Calculus of Variation - Classical Mechanics
4 hours ago I'm reading Classical Mechanics (Taylor), and the 6th chapter is a basic introduction to calculus of variations. I'm super confused :confused: ...
Frictional Force Equation Doesn't Make Sense
4 hours ago Frictional Force is mathematically defined as: Ff = μ*m*g*cos(θ) , where μ is the coefficient of friction, m is the mass of the object, g is...
Calculating Steam Pressure in Closed Container
10 hours ago I am trying to calculate the volume of liquid water i need to place in a sealed container in order to obtain 10 psi of steam pressure in that closed...
Learning curve of Electromagnetism?
15 hours ago I'm taking a first year physics course and have been having a little trouble with the basics of newtons laws and forces and whatnot, though nothing...
- More from Physics Forums - Classical Physics
More news stories
(HealthDay)—Compared to clinical diagnosis of synovitis, ultrasound-detected synovitis provides either improved sensitivity or specificity when used with the American College of Rheumatology/European League ...
Arthritis & Rheumatism May 15, 2013 | not rated yet | 0
(HealthDay)—A genome-wide linkage scan has identified the chromosome 17p11.2-q11.2 region as the susceptibility locus for fibromyalgia, according to research published in the April issue of Arthritis & ...
Arthritis & Rheumatism May 11, 2013 | not rated yet | 0
Scientists have discovered that fat cells in the knee secrete a protein linked to arthritis, a finding that paves the way for new gene therapies that could offer relief and mobility to millions worldwide.
Arthritis & Rheumatism May 08, 2013 | 5 / 5 (5) | 0 |
Researchers from the Royal College of Surgeons in Ireland (RCSI) have discovered that a new treatment for the inflammatory condition, Systemic Lupus Erythmstosus (SLE) could potentially benefit Irish patients who suffer from ...
Arthritis & Rheumatism May 07, 2013 | not rated yet | 0
A team of researchers led by a Boston University Biomedical Engineer has developed a new joint lubricant that could bring longer lasting relief to millions of osteoarthritis sufferers. The new synthetic polymer supplements ...
Arthritis & Rheumatism May 02, 2013 | 4 / 5 (1) | 0
4 hours ago | not rated yet | 0
4 hours ago | 4.5 / 5 (2) | 0 |
4 hours ago | not rated yet | 0 |
The neural machinery underlying our olfactory sense continues to be an enigma for neuroscience. A recent review in Neuron seeks to expand traditional ideas about how neurons in the olfactory bulb might encode information about ...
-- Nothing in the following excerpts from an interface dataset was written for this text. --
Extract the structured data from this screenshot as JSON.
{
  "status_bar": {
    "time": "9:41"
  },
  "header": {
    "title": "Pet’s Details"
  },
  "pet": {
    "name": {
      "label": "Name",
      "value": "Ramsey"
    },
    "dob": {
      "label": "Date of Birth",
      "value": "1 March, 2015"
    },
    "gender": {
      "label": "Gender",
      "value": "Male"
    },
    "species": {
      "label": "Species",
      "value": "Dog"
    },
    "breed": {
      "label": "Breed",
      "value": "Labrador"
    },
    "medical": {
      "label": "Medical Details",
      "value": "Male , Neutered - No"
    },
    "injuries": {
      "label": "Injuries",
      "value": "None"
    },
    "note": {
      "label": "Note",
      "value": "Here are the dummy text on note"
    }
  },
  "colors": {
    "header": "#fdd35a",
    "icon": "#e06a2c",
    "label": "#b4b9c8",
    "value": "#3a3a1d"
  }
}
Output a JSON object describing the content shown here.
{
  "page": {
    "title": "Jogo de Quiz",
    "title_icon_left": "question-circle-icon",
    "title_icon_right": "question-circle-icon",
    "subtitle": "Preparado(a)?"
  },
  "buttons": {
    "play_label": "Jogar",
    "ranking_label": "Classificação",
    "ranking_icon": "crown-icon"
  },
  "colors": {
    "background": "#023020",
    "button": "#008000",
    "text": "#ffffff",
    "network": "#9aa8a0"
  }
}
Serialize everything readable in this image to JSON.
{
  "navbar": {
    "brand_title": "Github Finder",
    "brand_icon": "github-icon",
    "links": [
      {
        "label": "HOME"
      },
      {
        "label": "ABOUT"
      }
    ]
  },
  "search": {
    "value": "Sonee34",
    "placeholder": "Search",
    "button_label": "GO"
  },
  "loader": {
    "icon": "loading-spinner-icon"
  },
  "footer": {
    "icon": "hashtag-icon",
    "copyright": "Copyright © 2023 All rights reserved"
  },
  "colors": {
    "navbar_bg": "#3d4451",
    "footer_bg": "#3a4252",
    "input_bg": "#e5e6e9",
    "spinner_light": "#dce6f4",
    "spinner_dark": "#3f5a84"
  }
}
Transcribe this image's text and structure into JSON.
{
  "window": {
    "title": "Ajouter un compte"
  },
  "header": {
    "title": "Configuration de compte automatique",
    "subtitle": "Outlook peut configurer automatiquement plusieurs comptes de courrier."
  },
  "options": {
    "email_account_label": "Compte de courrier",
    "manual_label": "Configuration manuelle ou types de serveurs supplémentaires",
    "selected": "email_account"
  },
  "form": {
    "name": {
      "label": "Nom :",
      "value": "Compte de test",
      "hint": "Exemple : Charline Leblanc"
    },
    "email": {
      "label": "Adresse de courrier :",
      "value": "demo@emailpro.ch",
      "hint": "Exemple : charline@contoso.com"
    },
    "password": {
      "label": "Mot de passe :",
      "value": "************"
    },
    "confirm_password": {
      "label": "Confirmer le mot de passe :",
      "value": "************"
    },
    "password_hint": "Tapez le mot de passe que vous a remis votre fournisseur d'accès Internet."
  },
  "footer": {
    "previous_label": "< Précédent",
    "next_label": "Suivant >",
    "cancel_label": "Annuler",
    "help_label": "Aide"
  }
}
May 17, 2013 | not rated yet | 0 |
3 hours ago | not rated yet | 0
4 hours ago | not rated yet | 0